Ayan Usman, a sophomore at Como Park High School, is tall, wears a long olive-green skirt and has eyes that gaze steadily from beneath her silky black headscarf.
She says she likes working with money and numbers and would like to be her own boss some day. Her plan is to study business and economics after high school, perhaps at Mankato State University.
Usman was an average student who caught the eye of her science teacher, Robyn Asher, who told Usman that she thought she could handle a more challenging biology class and that she should also sign up with the AVID program.
AVID (Advancement Via Individual Determination) provides average students with special classes, teachers and support during the school day so that they are challenged to become above-average students.
Usman says she finds AVID helpful because it teaches students how to take better notes and offers tutorials. Plus, she says, “the teachers push you.”
That kind of good faith and encouragement can be the key to academic success. AVID students sign up for rigorous courses, as well as AVID elective courses where they learn to improve organization and study skills, maintain a high GPA, prepare for college placement exams, and investigate college and scholarship opportunities.
According to Dawn Laufenberg, coordinator for the program at Como, AVID participants are those who are in the academic middle and have been flagged by teachers as having the potential to do better.

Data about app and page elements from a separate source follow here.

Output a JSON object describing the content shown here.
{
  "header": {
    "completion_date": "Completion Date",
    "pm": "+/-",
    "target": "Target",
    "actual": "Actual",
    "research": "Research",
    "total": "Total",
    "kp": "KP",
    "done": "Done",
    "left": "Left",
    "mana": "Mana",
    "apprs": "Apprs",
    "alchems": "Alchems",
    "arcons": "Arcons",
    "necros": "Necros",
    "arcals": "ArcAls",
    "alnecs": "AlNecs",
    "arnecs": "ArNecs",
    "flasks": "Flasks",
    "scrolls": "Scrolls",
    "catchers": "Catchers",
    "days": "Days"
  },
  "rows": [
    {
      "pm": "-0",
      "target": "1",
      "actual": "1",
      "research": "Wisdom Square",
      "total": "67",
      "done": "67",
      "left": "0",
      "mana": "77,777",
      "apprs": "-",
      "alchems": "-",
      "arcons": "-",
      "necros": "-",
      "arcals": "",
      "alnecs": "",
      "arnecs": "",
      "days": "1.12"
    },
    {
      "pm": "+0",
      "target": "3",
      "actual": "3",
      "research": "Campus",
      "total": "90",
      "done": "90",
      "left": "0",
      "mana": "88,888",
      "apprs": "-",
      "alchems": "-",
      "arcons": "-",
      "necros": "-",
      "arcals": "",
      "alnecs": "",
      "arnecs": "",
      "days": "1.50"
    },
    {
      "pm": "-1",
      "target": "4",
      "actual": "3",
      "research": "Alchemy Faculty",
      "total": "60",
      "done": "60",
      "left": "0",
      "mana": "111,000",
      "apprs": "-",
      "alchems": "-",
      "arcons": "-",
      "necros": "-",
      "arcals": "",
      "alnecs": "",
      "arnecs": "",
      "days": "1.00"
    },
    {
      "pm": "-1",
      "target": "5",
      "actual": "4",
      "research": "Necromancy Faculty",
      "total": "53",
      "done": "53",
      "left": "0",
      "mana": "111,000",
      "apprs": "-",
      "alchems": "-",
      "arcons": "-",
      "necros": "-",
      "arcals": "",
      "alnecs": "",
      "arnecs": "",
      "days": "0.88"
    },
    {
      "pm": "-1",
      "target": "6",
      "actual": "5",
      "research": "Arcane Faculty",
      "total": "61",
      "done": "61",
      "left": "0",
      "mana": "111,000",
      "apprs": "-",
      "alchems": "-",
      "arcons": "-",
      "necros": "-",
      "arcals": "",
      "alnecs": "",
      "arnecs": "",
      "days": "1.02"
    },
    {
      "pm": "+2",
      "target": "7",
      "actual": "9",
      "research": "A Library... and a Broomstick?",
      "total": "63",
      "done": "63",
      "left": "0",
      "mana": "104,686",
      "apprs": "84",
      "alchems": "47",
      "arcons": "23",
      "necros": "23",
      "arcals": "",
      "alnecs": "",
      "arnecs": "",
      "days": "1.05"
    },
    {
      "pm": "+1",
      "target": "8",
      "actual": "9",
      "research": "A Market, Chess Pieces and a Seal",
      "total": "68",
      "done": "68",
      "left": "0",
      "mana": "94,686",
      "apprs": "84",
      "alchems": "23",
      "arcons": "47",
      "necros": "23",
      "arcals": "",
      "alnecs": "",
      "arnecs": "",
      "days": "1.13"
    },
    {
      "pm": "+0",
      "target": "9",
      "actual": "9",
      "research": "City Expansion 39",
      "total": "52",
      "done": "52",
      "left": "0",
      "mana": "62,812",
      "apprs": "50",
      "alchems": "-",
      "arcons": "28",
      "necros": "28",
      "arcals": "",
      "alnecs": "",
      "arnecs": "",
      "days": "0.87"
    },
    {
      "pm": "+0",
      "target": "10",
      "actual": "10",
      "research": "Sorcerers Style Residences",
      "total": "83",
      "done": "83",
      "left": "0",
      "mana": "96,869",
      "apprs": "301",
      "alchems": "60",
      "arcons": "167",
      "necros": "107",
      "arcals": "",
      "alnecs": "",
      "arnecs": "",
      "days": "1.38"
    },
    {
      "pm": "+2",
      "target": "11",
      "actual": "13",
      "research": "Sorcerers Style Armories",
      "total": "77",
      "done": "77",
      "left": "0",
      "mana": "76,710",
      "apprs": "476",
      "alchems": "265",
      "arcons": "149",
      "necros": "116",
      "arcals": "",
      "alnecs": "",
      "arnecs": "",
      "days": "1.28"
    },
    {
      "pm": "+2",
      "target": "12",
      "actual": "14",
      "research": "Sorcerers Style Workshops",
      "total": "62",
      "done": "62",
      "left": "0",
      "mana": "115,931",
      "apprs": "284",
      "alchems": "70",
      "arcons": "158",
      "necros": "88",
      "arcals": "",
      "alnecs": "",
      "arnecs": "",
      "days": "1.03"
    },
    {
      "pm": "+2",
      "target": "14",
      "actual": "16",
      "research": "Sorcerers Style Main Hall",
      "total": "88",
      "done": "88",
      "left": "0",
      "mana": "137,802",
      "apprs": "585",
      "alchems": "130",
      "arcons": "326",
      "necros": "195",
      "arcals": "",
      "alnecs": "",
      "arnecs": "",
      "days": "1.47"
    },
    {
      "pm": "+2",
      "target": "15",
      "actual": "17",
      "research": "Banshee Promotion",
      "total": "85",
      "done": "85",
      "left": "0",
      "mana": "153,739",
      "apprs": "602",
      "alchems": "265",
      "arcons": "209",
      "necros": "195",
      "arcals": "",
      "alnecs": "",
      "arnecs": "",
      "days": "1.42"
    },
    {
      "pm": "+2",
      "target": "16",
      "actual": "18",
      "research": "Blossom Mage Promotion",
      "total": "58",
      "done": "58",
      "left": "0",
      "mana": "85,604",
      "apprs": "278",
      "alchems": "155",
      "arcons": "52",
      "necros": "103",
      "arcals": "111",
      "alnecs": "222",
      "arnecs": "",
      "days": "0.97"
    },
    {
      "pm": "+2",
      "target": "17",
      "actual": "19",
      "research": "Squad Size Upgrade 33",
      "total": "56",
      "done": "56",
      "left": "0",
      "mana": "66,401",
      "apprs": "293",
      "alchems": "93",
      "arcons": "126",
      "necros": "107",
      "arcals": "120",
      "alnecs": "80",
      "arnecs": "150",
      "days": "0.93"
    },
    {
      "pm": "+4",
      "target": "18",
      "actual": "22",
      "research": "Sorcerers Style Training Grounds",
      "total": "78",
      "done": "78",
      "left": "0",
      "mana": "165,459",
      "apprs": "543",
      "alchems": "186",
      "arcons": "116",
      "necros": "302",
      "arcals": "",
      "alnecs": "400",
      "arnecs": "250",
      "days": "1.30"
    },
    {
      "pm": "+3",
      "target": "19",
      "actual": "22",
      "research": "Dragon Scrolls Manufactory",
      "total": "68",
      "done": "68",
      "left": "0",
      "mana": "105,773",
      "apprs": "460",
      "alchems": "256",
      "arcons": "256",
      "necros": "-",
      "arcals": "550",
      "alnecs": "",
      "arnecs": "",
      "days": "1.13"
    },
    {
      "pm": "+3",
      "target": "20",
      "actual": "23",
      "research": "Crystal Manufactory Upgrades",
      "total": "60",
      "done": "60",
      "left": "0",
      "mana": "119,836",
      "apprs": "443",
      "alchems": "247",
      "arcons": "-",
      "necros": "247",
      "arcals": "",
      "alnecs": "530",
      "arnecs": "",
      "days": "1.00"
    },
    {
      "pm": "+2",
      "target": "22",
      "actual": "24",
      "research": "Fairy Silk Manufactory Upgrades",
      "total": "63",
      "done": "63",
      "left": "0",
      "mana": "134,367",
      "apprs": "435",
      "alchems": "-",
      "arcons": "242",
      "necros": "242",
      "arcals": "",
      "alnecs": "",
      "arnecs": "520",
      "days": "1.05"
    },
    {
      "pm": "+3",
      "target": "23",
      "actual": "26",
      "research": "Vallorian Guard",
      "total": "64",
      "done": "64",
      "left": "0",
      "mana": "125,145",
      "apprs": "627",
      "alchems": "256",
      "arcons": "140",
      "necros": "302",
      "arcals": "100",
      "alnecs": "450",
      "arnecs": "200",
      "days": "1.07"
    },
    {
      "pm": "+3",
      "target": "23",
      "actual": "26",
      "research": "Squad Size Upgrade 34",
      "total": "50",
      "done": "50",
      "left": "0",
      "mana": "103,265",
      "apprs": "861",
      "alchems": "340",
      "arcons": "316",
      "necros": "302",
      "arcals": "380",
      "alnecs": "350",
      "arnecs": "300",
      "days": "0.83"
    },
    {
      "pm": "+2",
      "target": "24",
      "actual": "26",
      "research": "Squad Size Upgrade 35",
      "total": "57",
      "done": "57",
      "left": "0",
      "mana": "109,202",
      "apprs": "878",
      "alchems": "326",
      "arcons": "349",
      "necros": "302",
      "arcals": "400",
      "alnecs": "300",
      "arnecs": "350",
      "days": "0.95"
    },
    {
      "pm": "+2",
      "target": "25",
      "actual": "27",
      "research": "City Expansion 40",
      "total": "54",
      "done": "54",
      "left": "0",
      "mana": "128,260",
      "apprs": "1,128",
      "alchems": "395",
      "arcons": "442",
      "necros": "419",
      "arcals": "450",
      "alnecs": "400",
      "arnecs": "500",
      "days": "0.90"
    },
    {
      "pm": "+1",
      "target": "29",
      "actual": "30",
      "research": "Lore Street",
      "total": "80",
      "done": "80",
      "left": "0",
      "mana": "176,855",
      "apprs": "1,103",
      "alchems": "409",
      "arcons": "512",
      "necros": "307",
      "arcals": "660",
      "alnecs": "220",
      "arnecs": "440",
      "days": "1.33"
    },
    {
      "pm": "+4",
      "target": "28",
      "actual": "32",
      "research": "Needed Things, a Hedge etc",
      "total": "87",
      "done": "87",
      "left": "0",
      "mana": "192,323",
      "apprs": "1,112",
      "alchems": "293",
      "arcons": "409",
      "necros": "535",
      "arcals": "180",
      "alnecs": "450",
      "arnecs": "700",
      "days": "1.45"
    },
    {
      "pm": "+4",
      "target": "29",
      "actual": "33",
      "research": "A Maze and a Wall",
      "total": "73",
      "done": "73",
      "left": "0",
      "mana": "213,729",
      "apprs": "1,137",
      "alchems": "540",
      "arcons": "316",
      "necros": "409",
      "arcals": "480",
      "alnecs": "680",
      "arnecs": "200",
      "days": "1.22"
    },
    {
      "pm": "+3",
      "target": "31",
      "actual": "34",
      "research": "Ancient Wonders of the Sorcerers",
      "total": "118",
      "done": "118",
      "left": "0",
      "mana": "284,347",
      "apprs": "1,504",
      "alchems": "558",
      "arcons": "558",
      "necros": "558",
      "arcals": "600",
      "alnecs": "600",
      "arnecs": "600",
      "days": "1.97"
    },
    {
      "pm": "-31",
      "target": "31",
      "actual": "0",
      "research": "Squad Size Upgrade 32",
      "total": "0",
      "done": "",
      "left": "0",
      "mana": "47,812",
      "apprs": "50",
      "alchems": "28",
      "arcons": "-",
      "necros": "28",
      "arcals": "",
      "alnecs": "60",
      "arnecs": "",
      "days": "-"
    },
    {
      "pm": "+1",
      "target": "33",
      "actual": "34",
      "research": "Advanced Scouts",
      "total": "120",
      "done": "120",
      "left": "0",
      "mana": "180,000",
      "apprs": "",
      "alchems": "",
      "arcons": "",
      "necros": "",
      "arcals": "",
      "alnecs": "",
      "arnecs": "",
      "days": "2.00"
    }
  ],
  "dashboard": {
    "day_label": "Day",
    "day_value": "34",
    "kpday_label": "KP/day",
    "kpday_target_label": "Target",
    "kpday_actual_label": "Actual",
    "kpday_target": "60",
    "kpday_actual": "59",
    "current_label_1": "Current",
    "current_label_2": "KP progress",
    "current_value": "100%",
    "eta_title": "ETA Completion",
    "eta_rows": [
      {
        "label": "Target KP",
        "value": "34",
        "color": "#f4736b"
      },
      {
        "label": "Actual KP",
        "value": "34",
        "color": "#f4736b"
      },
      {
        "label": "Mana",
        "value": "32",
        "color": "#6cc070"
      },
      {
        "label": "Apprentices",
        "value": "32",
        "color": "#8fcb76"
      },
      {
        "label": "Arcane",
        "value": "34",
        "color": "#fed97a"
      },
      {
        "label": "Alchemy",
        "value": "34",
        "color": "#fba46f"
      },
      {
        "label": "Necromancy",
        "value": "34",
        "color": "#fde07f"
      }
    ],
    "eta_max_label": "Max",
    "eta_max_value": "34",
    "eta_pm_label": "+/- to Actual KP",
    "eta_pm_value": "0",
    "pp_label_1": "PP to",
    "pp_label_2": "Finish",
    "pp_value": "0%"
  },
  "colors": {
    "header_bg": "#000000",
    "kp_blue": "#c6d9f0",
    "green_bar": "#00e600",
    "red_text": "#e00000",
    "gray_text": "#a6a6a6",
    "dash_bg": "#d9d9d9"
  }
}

AVID is a national program that was brought to the St. Paul School District three years ago. This is the second year for the program at Como. Some of Como’s AVID students were introduced to the program at Murray Junior High.
“I love the AVID program,” says Laufenberg. “It gets kids into advanced classes and supports them. They attend an AVID elective class every day. That’s a key piece.”
AVID was developed in the early 1980s in San Diego in response to court-ordered integration. It 1992 AVID incorporated as a nonprofit organization.
Its programs are used in schools nationwide to prepare students for college. According to AVID’s Web site, 75 percent of 2006 AVID graduates were accepted at a four-year college.
The AVID site team at Como includes coordinator Laufenberg, guidance counselor Eloise Allen, principal Dan Mesick, math teacher Rosemary Hofer, world language teachers Suzanne Susens and Kathy Herrema-Johnson, and the two teachers who teach AVID electives: Robyn Asher (science) and Kristin Meister (English). All are trained and certified by AVID.
Tutors provide another key component to the AVID program, many of them volunteers. They work with students on Tuesday and Thursdays. College student Christopher Pleasants got involved because he was looking for a job with college access programs.
“I want to have a career in working with college access programs when I graduate,” he says. “It’s where my passion lies.”
Pleasants, a graduate of St. Paul’s Central High School, says, “You are starting to see more minorities in challenge classes because of the AVID program. I think that is a really positive change.”